[[ Given entries open ]]

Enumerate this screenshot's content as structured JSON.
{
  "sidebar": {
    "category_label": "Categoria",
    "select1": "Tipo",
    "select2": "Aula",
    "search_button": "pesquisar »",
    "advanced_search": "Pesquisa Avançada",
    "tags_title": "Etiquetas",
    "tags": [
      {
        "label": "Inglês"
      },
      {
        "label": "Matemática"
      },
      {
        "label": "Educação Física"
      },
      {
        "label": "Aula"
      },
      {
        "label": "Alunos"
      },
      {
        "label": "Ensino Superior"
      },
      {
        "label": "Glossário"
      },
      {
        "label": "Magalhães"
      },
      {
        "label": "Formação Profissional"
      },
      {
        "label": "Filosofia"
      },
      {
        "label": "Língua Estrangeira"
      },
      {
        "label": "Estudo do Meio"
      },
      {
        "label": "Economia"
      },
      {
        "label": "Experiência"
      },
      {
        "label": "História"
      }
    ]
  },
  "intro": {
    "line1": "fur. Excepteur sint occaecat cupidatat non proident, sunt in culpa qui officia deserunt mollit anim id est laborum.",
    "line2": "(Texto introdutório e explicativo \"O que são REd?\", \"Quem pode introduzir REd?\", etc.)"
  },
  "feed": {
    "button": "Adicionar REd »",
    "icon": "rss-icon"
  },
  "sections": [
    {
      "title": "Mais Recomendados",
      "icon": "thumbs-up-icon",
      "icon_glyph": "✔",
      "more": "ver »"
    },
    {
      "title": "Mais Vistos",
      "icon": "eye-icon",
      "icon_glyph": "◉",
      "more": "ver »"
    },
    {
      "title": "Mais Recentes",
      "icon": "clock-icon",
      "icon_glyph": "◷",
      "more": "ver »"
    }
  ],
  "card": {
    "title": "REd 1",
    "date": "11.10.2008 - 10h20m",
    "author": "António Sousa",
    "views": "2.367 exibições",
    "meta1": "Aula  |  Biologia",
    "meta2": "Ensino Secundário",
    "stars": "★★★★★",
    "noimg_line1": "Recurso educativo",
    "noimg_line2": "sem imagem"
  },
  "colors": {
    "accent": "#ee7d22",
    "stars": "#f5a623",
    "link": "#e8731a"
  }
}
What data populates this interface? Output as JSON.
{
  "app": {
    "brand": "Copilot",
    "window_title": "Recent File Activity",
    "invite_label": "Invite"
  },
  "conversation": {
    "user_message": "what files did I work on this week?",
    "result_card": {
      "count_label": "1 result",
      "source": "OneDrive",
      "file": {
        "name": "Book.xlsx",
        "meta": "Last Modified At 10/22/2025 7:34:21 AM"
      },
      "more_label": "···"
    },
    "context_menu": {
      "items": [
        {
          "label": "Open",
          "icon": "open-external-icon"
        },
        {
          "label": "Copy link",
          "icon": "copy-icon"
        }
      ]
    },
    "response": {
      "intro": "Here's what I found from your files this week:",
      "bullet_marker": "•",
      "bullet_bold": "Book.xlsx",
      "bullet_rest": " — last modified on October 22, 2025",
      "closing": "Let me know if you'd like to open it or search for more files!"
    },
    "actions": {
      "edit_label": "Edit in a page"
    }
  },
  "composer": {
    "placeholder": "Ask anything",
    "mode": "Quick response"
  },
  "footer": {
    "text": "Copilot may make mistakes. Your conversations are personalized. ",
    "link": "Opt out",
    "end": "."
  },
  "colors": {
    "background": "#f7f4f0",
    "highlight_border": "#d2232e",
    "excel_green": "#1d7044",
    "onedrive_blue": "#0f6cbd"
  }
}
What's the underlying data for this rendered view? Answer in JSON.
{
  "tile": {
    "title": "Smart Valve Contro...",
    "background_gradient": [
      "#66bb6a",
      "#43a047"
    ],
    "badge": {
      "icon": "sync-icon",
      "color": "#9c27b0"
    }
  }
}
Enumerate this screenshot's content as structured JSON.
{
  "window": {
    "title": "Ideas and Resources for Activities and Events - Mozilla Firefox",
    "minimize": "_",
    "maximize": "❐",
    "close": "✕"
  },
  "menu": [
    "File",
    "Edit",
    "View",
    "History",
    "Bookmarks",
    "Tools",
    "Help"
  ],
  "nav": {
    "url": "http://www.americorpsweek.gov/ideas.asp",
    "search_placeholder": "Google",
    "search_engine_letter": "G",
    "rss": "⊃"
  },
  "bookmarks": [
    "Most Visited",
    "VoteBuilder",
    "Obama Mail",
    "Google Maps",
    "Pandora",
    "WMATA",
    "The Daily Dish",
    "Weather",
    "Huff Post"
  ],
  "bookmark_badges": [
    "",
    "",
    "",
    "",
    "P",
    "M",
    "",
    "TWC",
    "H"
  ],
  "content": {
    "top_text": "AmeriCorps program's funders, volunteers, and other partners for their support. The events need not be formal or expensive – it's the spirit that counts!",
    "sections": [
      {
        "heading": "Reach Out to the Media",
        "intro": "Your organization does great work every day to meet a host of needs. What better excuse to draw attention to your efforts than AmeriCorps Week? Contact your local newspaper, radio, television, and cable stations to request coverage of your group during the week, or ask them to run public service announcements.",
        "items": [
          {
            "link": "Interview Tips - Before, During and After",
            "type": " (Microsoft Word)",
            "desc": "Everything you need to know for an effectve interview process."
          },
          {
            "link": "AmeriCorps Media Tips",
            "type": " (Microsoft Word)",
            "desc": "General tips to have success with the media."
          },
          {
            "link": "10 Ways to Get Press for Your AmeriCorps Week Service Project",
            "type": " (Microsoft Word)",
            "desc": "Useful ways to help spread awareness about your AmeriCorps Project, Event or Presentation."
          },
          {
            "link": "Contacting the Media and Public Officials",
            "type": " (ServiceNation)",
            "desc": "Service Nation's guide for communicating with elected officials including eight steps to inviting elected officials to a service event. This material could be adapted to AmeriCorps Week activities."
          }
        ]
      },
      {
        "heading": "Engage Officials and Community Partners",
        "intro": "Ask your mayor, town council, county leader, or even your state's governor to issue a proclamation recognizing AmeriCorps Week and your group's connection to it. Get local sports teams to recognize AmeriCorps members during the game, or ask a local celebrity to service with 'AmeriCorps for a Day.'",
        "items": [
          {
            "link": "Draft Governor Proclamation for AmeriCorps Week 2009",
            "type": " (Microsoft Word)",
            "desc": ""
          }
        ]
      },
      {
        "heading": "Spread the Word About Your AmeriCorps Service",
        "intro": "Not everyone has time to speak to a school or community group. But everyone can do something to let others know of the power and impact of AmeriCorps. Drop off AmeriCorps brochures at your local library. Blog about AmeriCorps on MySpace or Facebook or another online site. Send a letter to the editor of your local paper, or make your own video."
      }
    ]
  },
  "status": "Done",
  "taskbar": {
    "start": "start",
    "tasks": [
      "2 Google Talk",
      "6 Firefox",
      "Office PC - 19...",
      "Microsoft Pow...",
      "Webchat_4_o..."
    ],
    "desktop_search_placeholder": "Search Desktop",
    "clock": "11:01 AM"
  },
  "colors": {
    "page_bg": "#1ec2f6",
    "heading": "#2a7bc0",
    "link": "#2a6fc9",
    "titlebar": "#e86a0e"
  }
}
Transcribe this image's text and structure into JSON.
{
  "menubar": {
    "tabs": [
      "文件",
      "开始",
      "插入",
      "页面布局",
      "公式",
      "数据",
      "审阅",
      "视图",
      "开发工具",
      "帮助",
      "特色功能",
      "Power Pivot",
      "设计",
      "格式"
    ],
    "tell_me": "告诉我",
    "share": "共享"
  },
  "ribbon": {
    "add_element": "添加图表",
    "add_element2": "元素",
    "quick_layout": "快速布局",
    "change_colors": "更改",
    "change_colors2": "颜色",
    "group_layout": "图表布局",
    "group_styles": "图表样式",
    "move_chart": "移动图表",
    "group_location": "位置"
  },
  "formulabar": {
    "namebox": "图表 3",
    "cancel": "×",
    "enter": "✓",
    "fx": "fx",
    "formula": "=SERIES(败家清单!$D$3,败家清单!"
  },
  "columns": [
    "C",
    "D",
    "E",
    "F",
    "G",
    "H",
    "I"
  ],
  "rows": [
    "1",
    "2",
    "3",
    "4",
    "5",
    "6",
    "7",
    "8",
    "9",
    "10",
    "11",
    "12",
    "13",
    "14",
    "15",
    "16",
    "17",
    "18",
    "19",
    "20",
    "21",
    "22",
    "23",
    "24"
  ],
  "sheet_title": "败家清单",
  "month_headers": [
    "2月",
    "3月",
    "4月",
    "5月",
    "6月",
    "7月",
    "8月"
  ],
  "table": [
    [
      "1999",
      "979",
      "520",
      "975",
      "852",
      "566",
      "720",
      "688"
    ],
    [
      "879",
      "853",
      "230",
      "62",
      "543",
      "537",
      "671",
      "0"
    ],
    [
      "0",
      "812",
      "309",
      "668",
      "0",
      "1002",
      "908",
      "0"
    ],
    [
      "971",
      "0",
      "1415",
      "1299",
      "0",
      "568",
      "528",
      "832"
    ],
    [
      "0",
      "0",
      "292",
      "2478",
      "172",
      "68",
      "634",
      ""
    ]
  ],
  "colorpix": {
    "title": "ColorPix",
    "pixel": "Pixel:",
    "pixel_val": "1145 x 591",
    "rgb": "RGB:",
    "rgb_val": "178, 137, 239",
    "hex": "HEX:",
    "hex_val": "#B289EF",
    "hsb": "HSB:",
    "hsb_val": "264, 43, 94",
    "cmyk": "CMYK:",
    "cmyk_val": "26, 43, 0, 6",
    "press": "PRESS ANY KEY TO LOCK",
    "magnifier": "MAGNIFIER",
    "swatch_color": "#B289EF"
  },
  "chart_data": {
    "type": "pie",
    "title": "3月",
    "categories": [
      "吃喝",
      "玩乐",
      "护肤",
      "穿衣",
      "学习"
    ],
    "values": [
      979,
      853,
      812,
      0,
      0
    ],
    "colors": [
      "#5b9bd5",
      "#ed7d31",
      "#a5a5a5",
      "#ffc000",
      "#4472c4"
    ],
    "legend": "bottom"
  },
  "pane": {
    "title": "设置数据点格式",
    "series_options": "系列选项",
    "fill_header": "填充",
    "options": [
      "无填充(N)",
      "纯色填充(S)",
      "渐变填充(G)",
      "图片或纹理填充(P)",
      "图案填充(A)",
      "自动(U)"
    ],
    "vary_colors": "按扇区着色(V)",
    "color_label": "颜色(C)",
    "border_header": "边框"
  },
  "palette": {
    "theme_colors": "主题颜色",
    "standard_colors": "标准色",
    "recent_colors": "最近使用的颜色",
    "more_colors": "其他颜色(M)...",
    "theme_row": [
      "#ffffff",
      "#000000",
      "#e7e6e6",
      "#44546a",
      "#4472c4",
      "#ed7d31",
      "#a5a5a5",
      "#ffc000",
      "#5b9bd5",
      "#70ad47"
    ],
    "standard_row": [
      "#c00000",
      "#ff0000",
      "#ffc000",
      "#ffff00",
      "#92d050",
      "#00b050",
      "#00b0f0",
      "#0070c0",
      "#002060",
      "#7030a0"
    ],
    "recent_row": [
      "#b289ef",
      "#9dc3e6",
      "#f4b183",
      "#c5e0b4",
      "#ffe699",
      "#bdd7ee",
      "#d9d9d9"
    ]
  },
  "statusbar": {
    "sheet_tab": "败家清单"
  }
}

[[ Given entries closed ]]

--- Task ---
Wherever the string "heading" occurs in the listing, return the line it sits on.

--- Output below ---
        "heading": "Reach Out to the Media",
        "heading": "Engage Officials and Community Partners",
        "heading": "Spread the Word About Your AmeriCorps Service",
    "heading": "#2a7bc0",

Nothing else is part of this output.